SIG on NCDs reports on Rio

The new WONCA Special Interest Group (SIG) on Non Communicable Diseases (NCDs) has participated in the 2016 Conference in Rio de Janeiro with different activities. Convenor, Dr Domingo Orozco-Beltran reports.

If you are interested in joining the SIG please click here.

November, 2, 2016 : Meeting of SIG Members.

On November 2, a meeting for members of the WONCA SIG NCDs took place in Rio de Janeiro. We talked about how to improve.

- There’s a need to write information about our SIG to refresh the webpage.
- We could also collect research papers and publications to create an archive accessible online.
- We shared the idea about creating a position document on NCDs liaison with WHO and to design online learning programs about conceptual models to approach chronic diseases.
- We approved a proposal to organize in Alicante (Spain) an international workshop/symposium about Chronic Diseases Tele-health Care, at the end of 2017.

November, 4, 2016. Workshop in Portuguese / Spanish:

Estratégias para a gestão de doenças crônicas em atenção primária à saúde.

Chairman: Rita Abril from the Portuguese Family Medicine Society (APMGF). Prof Orozco-Beltran presented different and innovative strategies for NCDs including population based methods for stratification according to the level of patient risk, the use of telemedicine and the importance of empowerment and shared decision making. Dr Luis Galvez presented a case from clinical practice, an old person affected by diabetes and depression, with pharmacological treatment and need for self-care, family care, and community care. Dr Joao Sequeira-Carlos talked about the implications of the new NCDs strategies in clinical practice including the overuse of emergency departments.
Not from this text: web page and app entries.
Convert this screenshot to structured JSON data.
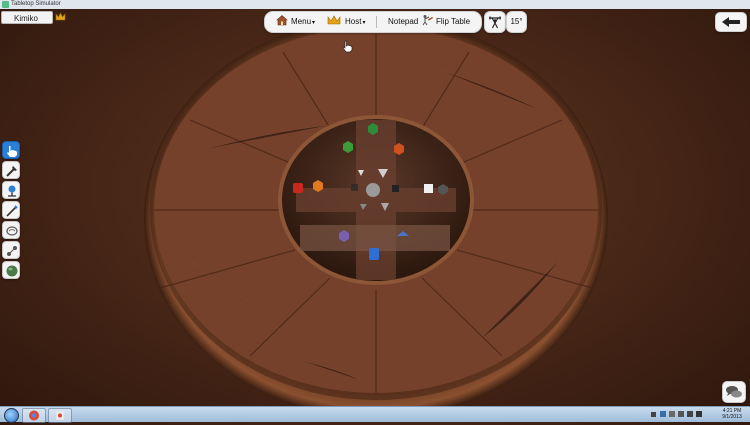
{
  "window": {
    "title": "Tabletop Simulator"
  },
  "player": {
    "name": "Kimiko",
    "host_icon": "crown-icon",
    "color": "#3cb371"
  },
  "topbar": {
    "menu_label": "Menu",
    "host_label": "Host",
    "notepad_label": "Notepad",
    "flip_label": "Flip Table",
    "rotation_label": "15°"
  },
  "tools": [
    {
      "name": "grab-tool",
      "icon": "hand-icon",
      "active": true
    },
    {
      "name": "flick-tool",
      "icon": "flick-icon",
      "active": false
    },
    {
      "name": "line-tool",
      "icon": "pin-icon",
      "active": false
    },
    {
      "name": "pen-tool",
      "icon": "pen-icon",
      "active": false
    },
    {
      "name": "zoom-tool",
      "icon": "magnifier-icon",
      "active": false
    },
    {
      "name": "joint-tool",
      "icon": "joint-icon",
      "active": false
    },
    {
      "name": "gizmo-tool",
      "icon": "sphere-icon",
      "active": false
    }
  ],
  "colors": {
    "wood_light": "#7a4429",
    "wood_dark": "#4f2a18",
    "accent": "#2b7fd6"
  },
  "taskbar": {
    "time": "4:21 PM",
    "date": "9/1/2013"
  }
}
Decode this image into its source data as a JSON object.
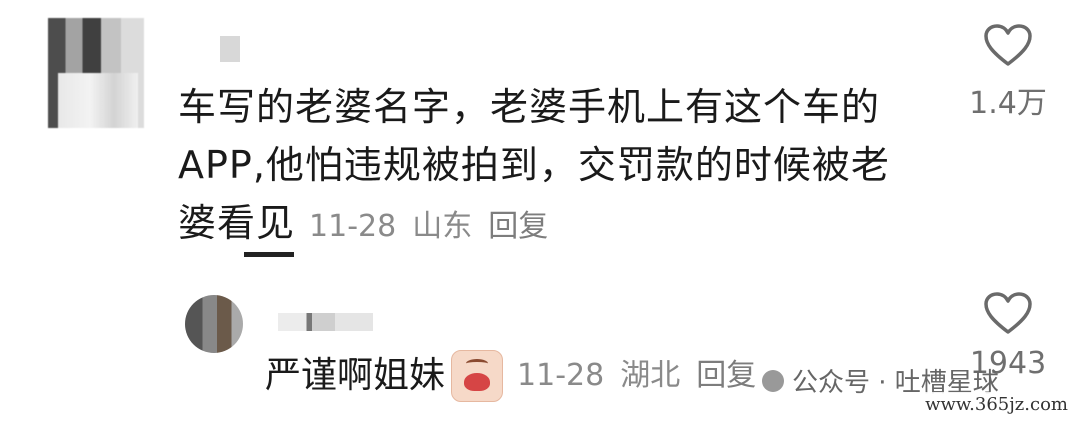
{
  "comment": {
    "text": "车写的老婆名字，老婆手机上有这个车的APP,他怕违规被拍到，交罚款的时候被老婆看见",
    "date": "11-28",
    "location": "山东",
    "reply_label": "回复",
    "likes": "1.4万"
  },
  "reply": {
    "text": "严谨啊姐妹",
    "emoji": "crying-face-sticker",
    "date": "11-28",
    "location": "湖北",
    "reply_label": "回复",
    "likes": "1943"
  },
  "watermark": {
    "text": "公众号 · 吐槽星球"
  },
  "site_url": "www.365jz.com",
  "colors": {
    "meta_text": "#8a8a8a",
    "body_text": "#1a1a1a"
  }
}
Dr Mikel Duncan discussed different issues such as multimorbidity and comorbidity, integrated care, continuity of care or integrated care and also about the influence of social conditions on health.

November, 5, 2016. Workshop in English:

Diabetes mellitus as a chronic condition. Shared care between primary and secondary care.

Programmes to improve care for people with long-term conditions are being implemented throughout the world. The main point of similarity is a move to re-orientate care from episodic or acute interventions, towards a continuum of care which enables better prevention and management of chronic conditions. Both, primary and secondary care are necessary and we need better communication between different settings. Different strategies for chronic conditions were reviewed (Kaiser Permanente, Chronic Care Model, The continuity of care model).

New strategies include some of the following: Develop health policies and legislation to support comprehensive care; reorganise healthcare finance to facilitate and support evidence based care; coordinate care across conditions, healthcare providers, and settings; enhance flow of knowledge and information between patients and providers and across providers; develop evidence based treatment plans and support their provision in various settings; educate and support patients to manage their own conditions as much as possible; help patients to adhere to treatment through effective and widely available interventions; link health care to other resources in the community; monitor and evaluate the quality of services and outcomes. These strategies are based on WHO's review of innovative best practice and affordable healthcare models.

Speakers were Domingo Orozco-Beltran, Chair, from the WONCA SIG on NCDs and Fernando Álvarez-Guisasola and Ana Cebrian-Cuenca from the Diabetes Working Group Spanish Family Medicine Society (semFyC).